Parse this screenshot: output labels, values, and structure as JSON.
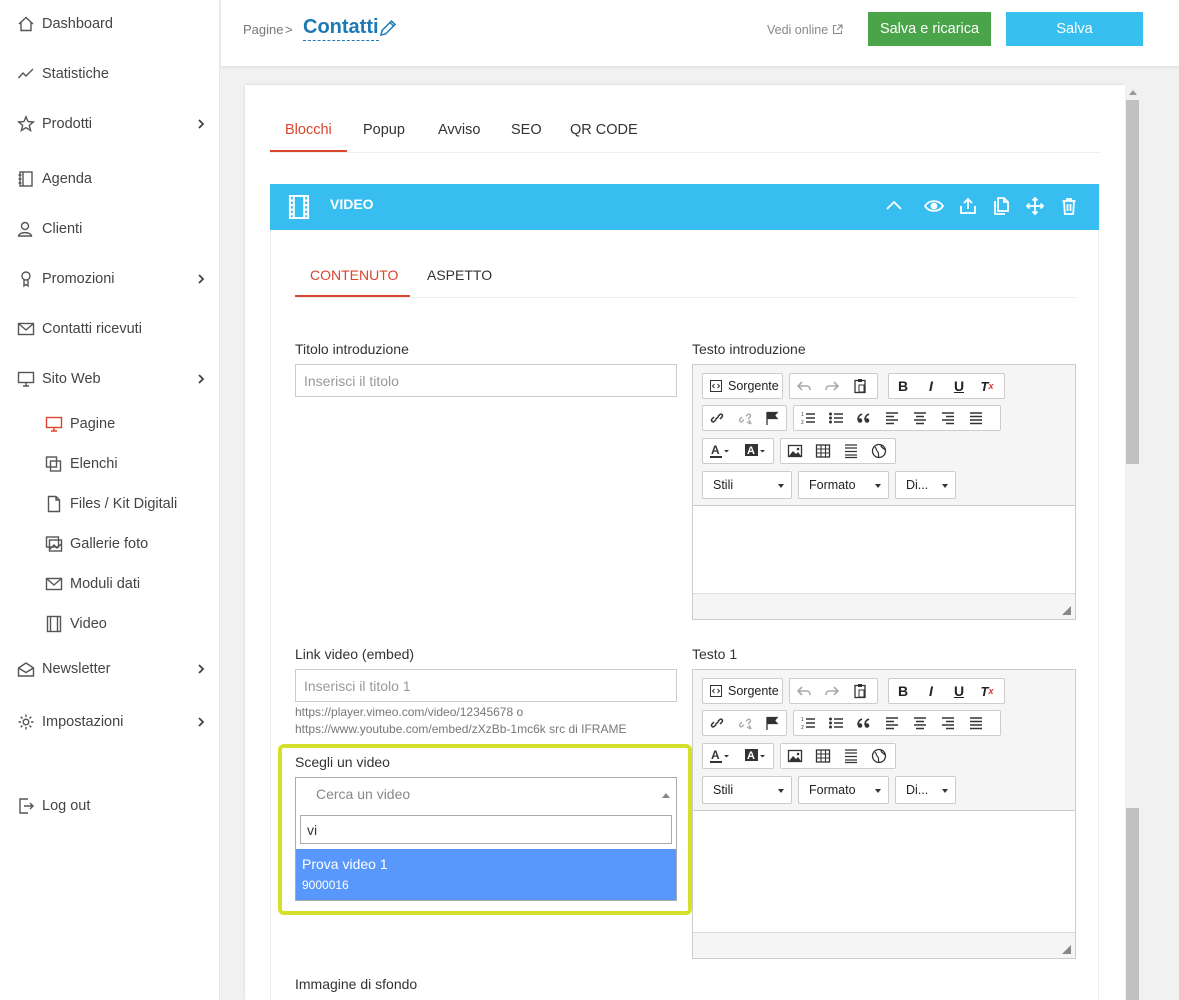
{
  "sidebar": {
    "items": [
      {
        "label": "Dashboard",
        "icon": "home-icon"
      },
      {
        "label": "Statistiche",
        "icon": "chart-line-icon"
      },
      {
        "label": "Prodotti",
        "icon": "star-icon",
        "has_children": true
      },
      {
        "label": "Agenda",
        "icon": "agenda-book-icon"
      },
      {
        "label": "Clienti",
        "icon": "users-icon"
      },
      {
        "label": "Promozioni",
        "icon": "badge-icon",
        "has_children": true
      },
      {
        "label": "Contatti ricevuti",
        "icon": "envelope-icon"
      },
      {
        "label": "Sito Web",
        "icon": "monitor-icon",
        "has_children": true
      },
      {
        "label": "Newsletter",
        "icon": "mail-tray-icon",
        "has_children": true
      },
      {
        "label": "Impostazioni",
        "icon": "gear-icon",
        "has_children": true
      },
      {
        "label": "Log out",
        "icon": "logout-icon"
      }
    ],
    "sito_web_children": [
      {
        "label": "Pagine",
        "icon": "monitor-icon",
        "active": true
      },
      {
        "label": "Elenchi",
        "icon": "copy-icon"
      },
      {
        "label": "Files / Kit Digitali",
        "icon": "file-icon"
      },
      {
        "label": "Gallerie foto",
        "icon": "gallery-icon"
      },
      {
        "label": "Moduli dati",
        "icon": "envelope-icon"
      },
      {
        "label": "Video",
        "icon": "film-icon"
      }
    ]
  },
  "header": {
    "breadcrumb": "Pagine",
    "breadcrumb_separator": ">",
    "page_title": "Contatti",
    "view_online": "Vedi online",
    "save_reload_label": "Salva e ricarica",
    "save_label": "Salva"
  },
  "tabs": [
    "Blocchi",
    "Popup",
    "Avviso",
    "SEO",
    "QR CODE"
  ],
  "block": {
    "title": "VIDEO",
    "subtabs": [
      "CONTENUTO",
      "ASPETTO"
    ]
  },
  "form": {
    "titolo_label": "Titolo introduzione",
    "titolo_placeholder": "Inserisci il titolo",
    "testo_intro_label": "Testo introduzione",
    "link_label": "Link video (embed)",
    "link_placeholder": "Inserisci il titolo 1",
    "link_hint_1": "https://player.vimeo.com/video/12345678 o",
    "link_hint_2": "https://www.youtube.com/embed/zXzBb-1mc6k src di IFRAME",
    "testo1_label": "Testo 1",
    "scegli_label": "Scegli un video",
    "select_placeholder": "Cerca un video",
    "search_value": "vi",
    "option_title": "Prova video 1",
    "option_id": "9000016",
    "immagine_label": "Immagine di sfondo"
  },
  "editor": {
    "source_label": "Sorgente",
    "bold": "B",
    "italic": "I",
    "underline": "U",
    "clear": "Tx",
    "styles_label": "Stili",
    "format_label": "Formato",
    "size_label": "Di..."
  },
  "colors": {
    "accent_blue": "#37bdf0",
    "active_red": "#d9452f",
    "save_green": "#4aa44a",
    "highlight_yellow": "#d4e02c",
    "option_blue": "#5897fb"
  }
}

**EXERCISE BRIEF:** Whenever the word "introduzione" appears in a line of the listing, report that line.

**SOLUTION BELOW:**
    "titolo_label": "Titolo introduzione",
    "testo_intro_label": "Testo introduzione",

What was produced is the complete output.